Philip Verheyen (April 23, 1648 – January 28, 1710) was a Flemish surgeon, anatomist and author.

As the third child of seven, Philip Verheyen was born in Verrebroek, in modern Belgium,[1] (most likely in his parents' house, standing on a small plot of owned land in the area called "Borring", close to the border with Meerdonk) to Thomas Verheyen and Joanna Goeman. He was baptized in the parish church of Verrebroek on the 24th of April 1648. Little is known of his childhood. As a young boy he was probably a cowherd and it is assumed that he learned to read and write at the local parish school. Local folk tales claim that he had such a brilliant memory that he could recite the pastor's sermon after attending mass on Sunday.

The pastor of the village took him under his wing and he was sent to Leuven in 1672 where he spent three years at Trinity College.[2]

Concluding his studies in the liberal arts in 1675 Verheyen went on to study theology with the intention of following in the footsteps of his mentor and joining the clergy to become a priest. It was at this crucial juncture that an illness resulted in the amputation of his left leg rendering him unfit for the clergy. This event proved to be of utmost importance to the subsequent path he chose.[3]

Embarking on a career in medicine, he initially continued at Trinity College and from 1681 to 1683 studied in Leiden. He returned to Leuven in 1683, obtaining the doctorate in medicine there.
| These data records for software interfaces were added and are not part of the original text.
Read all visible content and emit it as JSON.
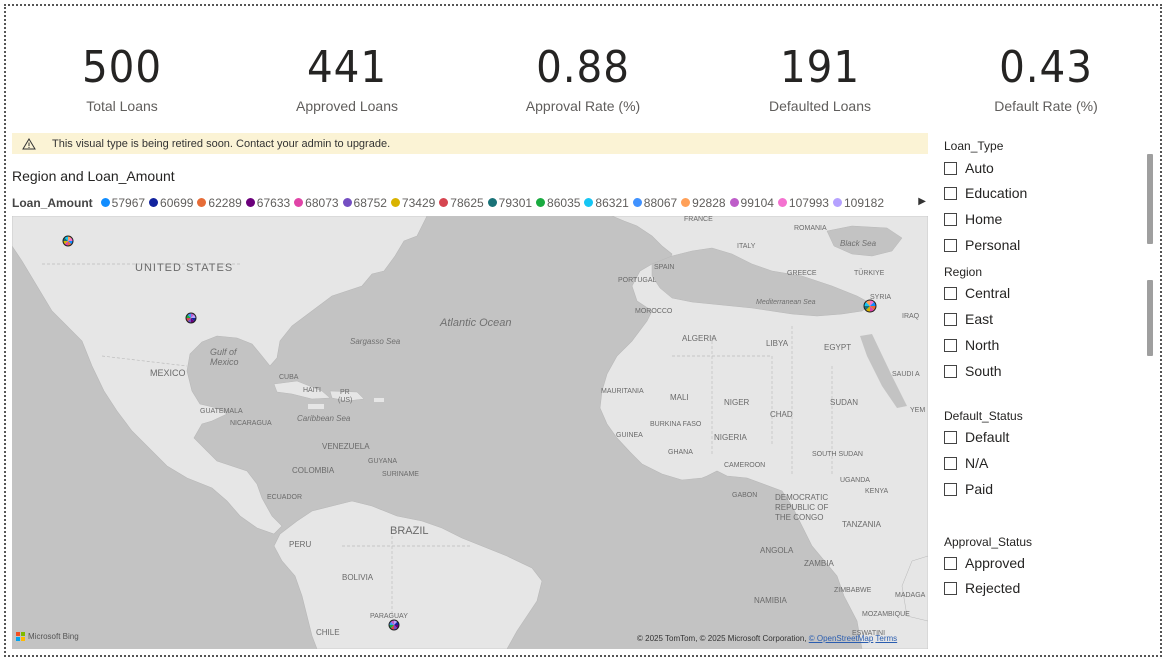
{
  "kpis": [
    {
      "value": "500",
      "label": "Total Loans"
    },
    {
      "value": "441",
      "label": "Approved Loans"
    },
    {
      "value": "0.88",
      "label": "Approval Rate (%)"
    },
    {
      "value": "191",
      "label": "Defaulted Loans"
    },
    {
      "value": "0.43",
      "label": "Default Rate (%)"
    }
  ],
  "warning": {
    "icon": "warning-triangle-icon",
    "text": "This visual type is being retired soon. Contact your admin to upgrade."
  },
  "map": {
    "title": "Region and Loan_Amount",
    "legend_title": "Loan_Amount",
    "legend": [
      {
        "label": "57967",
        "color": "#118DFF"
      },
      {
        "label": "60699",
        "color": "#12239E"
      },
      {
        "label": "62289",
        "color": "#E66C37"
      },
      {
        "label": "67633",
        "color": "#6B007B"
      },
      {
        "label": "68073",
        "color": "#E044A7"
      },
      {
        "label": "68752",
        "color": "#744EC2"
      },
      {
        "label": "73429",
        "color": "#D9B300"
      },
      {
        "label": "78625",
        "color": "#D64550"
      },
      {
        "label": "79301",
        "color": "#197278"
      },
      {
        "label": "86035",
        "color": "#1AAB40"
      },
      {
        "label": "86321",
        "color": "#15C6F4"
      },
      {
        "label": "88067",
        "color": "#4092FF"
      },
      {
        "label": "92828",
        "color": "#FFA058"
      },
      {
        "label": "99104",
        "color": "#BE5DC9"
      },
      {
        "label": "107993",
        "color": "#F472D0"
      },
      {
        "label": "109182",
        "color": "#B5A1FF"
      }
    ],
    "labels": {
      "united_states": "UNITED STATES",
      "mexico": "MEXICO",
      "gulf": "Gulf of",
      "gulf2": "Mexico",
      "cuba": "CUBA",
      "haiti": "HAITI",
      "pr": "PR",
      "us_small": "(US)",
      "guatemala": "GUATEMALA",
      "nicaragua": "NICARAGUA",
      "caribbean": "Caribbean Sea",
      "sargasso": "Sargasso Sea",
      "atlantic": "Atlantic Ocean",
      "venezuela": "VENEZUELA",
      "guyana": "GUYANA",
      "suriname": "SURINAME",
      "colombia": "COLOMBIA",
      "ecuador": "ECUADOR",
      "peru": "PERU",
      "brazil": "BRAZIL",
      "bolivia": "BOLIVIA",
      "paraguay": "PARAGUAY",
      "chile": "CHILE",
      "france": "FRANCE",
      "italy": "ITALY",
      "romania": "ROMANIA",
      "black_sea": "Black Sea",
      "spain": "SPAIN",
      "portugal": "PORTUGAL",
      "greece": "GREECE",
      "turkiye": "TÜRKIYE",
      "syria": "SYRIA",
      "iraq": "IRAQ",
      "mediterranean": "Mediterranean Sea",
      "morocco": "MOROCCO",
      "algeria": "ALGERIA",
      "libya": "LIBYA",
      "egypt": "EGYPT",
      "saudi": "SAUDI A",
      "mauritania": "MAURITANIA",
      "mali": "MALI",
      "niger": "NIGER",
      "chad": "CHAD",
      "sudan": "SUDAN",
      "yem": "YEM",
      "guinea": "GUINEA",
      "burkina": "BURKINA FASO",
      "nigeria": "NIGERIA",
      "ghana": "GHANA",
      "cameroon": "CAMEROON",
      "south_sudan": "SOUTH SUDAN",
      "gabon": "GABON",
      "drc1": "DEMOCRATIC",
      "drc2": "REPUBLIC OF",
      "drc3": "THE CONGO",
      "uganda": "UGANDA",
      "kenya": "KENYA",
      "tanzania": "TANZANIA",
      "angola": "ANGOLA",
      "zambia": "ZAMBIA",
      "zimbabwe": "ZIMBABWE",
      "namibia": "NAMIBIA",
      "mozambique": "MOZAMBIQUE",
      "madaga": "MADAGA",
      "eswatini": "ESWATINI"
    },
    "bing": "Microsoft Bing",
    "copyright": "© 2025 TomTom, © 2025 Microsoft Corporation,",
    "osm": "© OpenStreetMap",
    "terms": "Terms"
  },
  "slicers": {
    "loan_type": {
      "title": "Loan_Type",
      "options": [
        "Auto",
        "Education",
        "Home",
        "Personal"
      ]
    },
    "region": {
      "title": "Region",
      "options": [
        "Central",
        "East",
        "North",
        "South"
      ]
    },
    "default_status": {
      "title": "Default_Status",
      "options": [
        "Default",
        "N/A",
        "Paid"
      ]
    },
    "approval_status": {
      "title": "Approval_Status",
      "options": [
        "Approved",
        "Rejected"
      ]
    }
  }
}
He gave lessons in anatomy and surgery and also practiced medicine. As a result of his many publications, in a short period of time he acquired renown both in and outside the country.[3] The year 1693 saw the first publication of his Corporis Humani Anatomia.
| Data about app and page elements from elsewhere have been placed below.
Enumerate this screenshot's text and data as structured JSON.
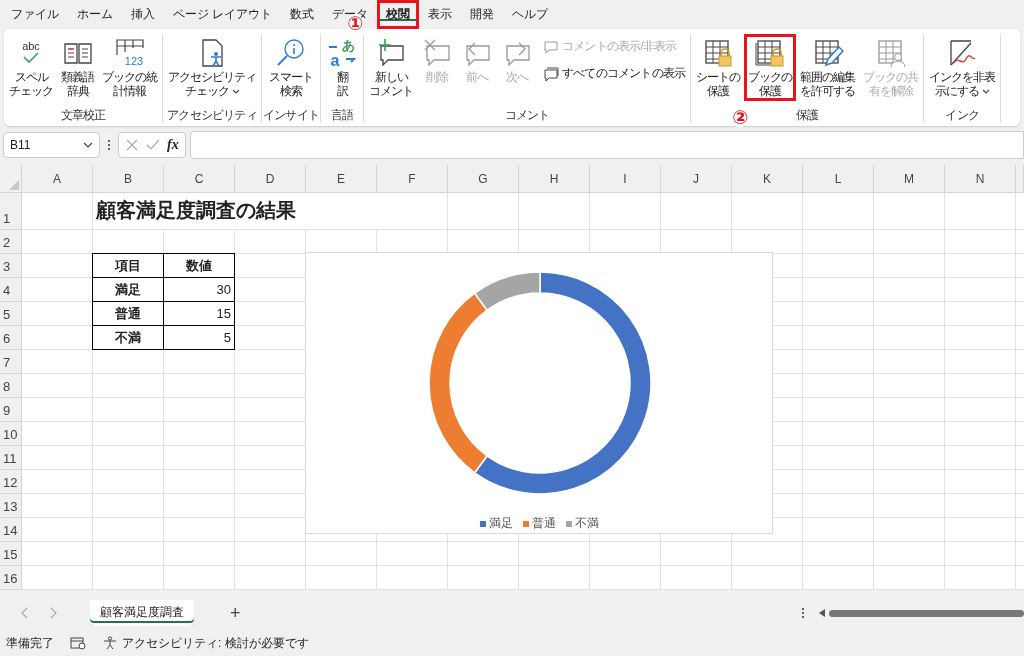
{
  "menu_tabs": [
    {
      "label": "ファイル",
      "selected": false,
      "highlighted": false
    },
    {
      "label": "ホーム",
      "selected": false,
      "highlighted": false
    },
    {
      "label": "挿入",
      "selected": false,
      "highlighted": false
    },
    {
      "label": "ページ レイアウト",
      "selected": false,
      "highlighted": false
    },
    {
      "label": "数式",
      "selected": false,
      "highlighted": false
    },
    {
      "label": "データ",
      "selected": false,
      "highlighted": false
    },
    {
      "label": "校閲",
      "selected": true,
      "highlighted": true,
      "marker": "①"
    },
    {
      "label": "表示",
      "selected": false,
      "highlighted": false
    },
    {
      "label": "開発",
      "selected": false,
      "highlighted": false
    },
    {
      "label": "ヘルプ",
      "selected": false,
      "highlighted": false
    }
  ],
  "ribbon": {
    "groups": [
      {
        "label": "文章校正",
        "buttons": [
          {
            "kind": "large",
            "label_lines": [
              "スペル",
              "チェック"
            ],
            "icon_text": "abc",
            "disabled": false,
            "highlighted": false,
            "dropdown": false
          },
          {
            "kind": "large",
            "label_lines": [
              "類義語",
              "辞典"
            ],
            "disabled": false,
            "highlighted": false,
            "dropdown": false
          },
          {
            "kind": "large",
            "label_lines": [
              "ブックの統",
              "計情報"
            ],
            "icon_text": "123",
            "disabled": false,
            "highlighted": false,
            "dropdown": false
          }
        ]
      },
      {
        "label": "アクセシビリティ",
        "buttons": [
          {
            "kind": "large",
            "label_lines": [
              "アクセシビリティ",
              "チェック"
            ],
            "disabled": false,
            "highlighted": false,
            "dropdown": true
          }
        ]
      },
      {
        "label": "インサイト",
        "buttons": [
          {
            "kind": "large",
            "label_lines": [
              "スマート",
              "検索"
            ],
            "disabled": false,
            "highlighted": false,
            "dropdown": false
          }
        ]
      },
      {
        "label": "言語",
        "buttons": [
          {
            "kind": "large",
            "label_lines": [
              "翻",
              "訳"
            ],
            "icon_text": "あa",
            "disabled": false,
            "highlighted": false,
            "dropdown": false
          }
        ]
      },
      {
        "label": "コメント",
        "buttons": [
          {
            "kind": "large",
            "label_lines": [
              "新しい",
              "コメント"
            ],
            "disabled": false,
            "highlighted": false,
            "dropdown": false
          },
          {
            "kind": "large",
            "label_lines": [
              "削除"
            ],
            "disabled": true,
            "highlighted": false,
            "dropdown": false
          },
          {
            "kind": "large",
            "label_lines": [
              "前へ"
            ],
            "disabled": true,
            "highlighted": false,
            "dropdown": false
          },
          {
            "kind": "large",
            "label_lines": [
              "次へ"
            ],
            "disabled": true,
            "highlighted": false,
            "dropdown": false
          },
          {
            "kind": "small",
            "label_lines": [
              "コメントの表示/非表示"
            ],
            "disabled": true,
            "highlighted": false,
            "dropdown": false
          },
          {
            "kind": "small",
            "label_lines": [
              "すべてのコメントの表示"
            ],
            "disabled": false,
            "highlighted": false,
            "dropdown": false
          }
        ]
      },
      {
        "label": "保護",
        "buttons": [
          {
            "kind": "large",
            "label_lines": [
              "シートの",
              "保護"
            ],
            "disabled": false,
            "highlighted": false,
            "dropdown": false
          },
          {
            "kind": "large",
            "label_lines": [
              "ブックの",
              "保護"
            ],
            "disabled": false,
            "highlighted": true,
            "dropdown": false,
            "marker": "②"
          },
          {
            "kind": "large",
            "label_lines": [
              "範囲の編集",
              "を許可する"
            ],
            "disabled": false,
            "highlighted": false,
            "dropdown": false
          },
          {
            "kind": "large",
            "label_lines": [
              "ブックの共",
              "有を解除"
            ],
            "disabled": true,
            "highlighted": false,
            "dropdown": false
          }
        ]
      },
      {
        "label": "インク",
        "buttons": [
          {
            "kind": "large",
            "label_lines": [
              "インクを非表",
              "示にする"
            ],
            "disabled": false,
            "highlighted": false,
            "dropdown": true
          }
        ]
      }
    ]
  },
  "formula_bar": {
    "name_box": "B11",
    "function_label": "fx"
  },
  "sheet": {
    "columns": [
      "A",
      "B",
      "C",
      "D",
      "E",
      "F",
      "G",
      "H",
      "I",
      "J",
      "K",
      "L",
      "M",
      "N"
    ],
    "row_labels": [
      "1",
      "2",
      "3",
      "4",
      "5",
      "6",
      "7",
      "8",
      "9",
      "10",
      "11",
      "12",
      "13",
      "14",
      "15",
      "16"
    ],
    "title": "顧客満足度調査の結果",
    "table": {
      "header": [
        "項目",
        "数値"
      ],
      "rows": [
        [
          "満足",
          "30"
        ],
        [
          "普通",
          "15"
        ],
        [
          "不満",
          "5"
        ]
      ]
    },
    "chart": {
      "chart_data": {
        "type": "donut",
        "categories": [
          "満足",
          "普通",
          "不満"
        ],
        "legend": "bottom",
        "series": [
          {
            "values": [
              60,
              30,
              10
            ]
          }
        ]
      },
      "slices": [
        {
          "color": "#4472c4"
        },
        {
          "color": "#ed7d31"
        },
        {
          "color": "#a5a5a5"
        }
      ]
    }
  },
  "sheet_tabs": {
    "tabs": [
      {
        "label": "顧客満足度調査",
        "selected": true
      }
    ],
    "add": "+"
  },
  "status_bar": {
    "ready": "準備完了",
    "accessibility": "アクセシビリティ: 検討が必要です"
  }
}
Philippe Verheyen died in November 1710 and was buried in the churchyard of the church of St Michael in Leuven. Prior to his death, he had given orders for his body to be buried outside the church so as not to infect the building with "unwholesome vapours".[4]
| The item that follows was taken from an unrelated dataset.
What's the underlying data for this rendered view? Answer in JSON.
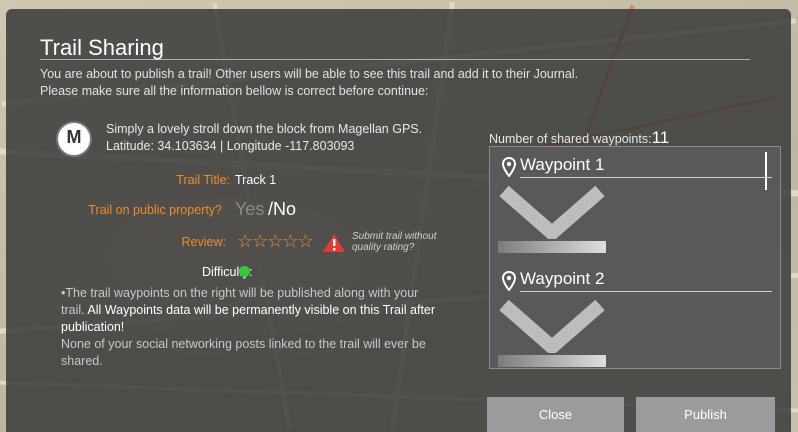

In 1862 his native village held a celebration of his life and achievements.[5]

References[edit]

  1. ^ Suy, R. (2007). "Philip Verheyen (1648-1710) and his Corporis Humani Anatomiae". Acta Chir Belg. Retrieved 28 January 2015. 
  2. ^ Pollier-Green, Pascale (2008). Confronting Mortality with Art and Science. Asp. p. 76. 
  3. ^ a b LINDEBOOM, Dutch medical biography, p. 2046
  4. ^ Emory, John (1831). The Works of the Reverend John Wesley, A. M. Methodist Episcopal Church. p. 583. 
  5. ^ HOORNAERT, Philip Verheyens verheerlijking (1863), p. 15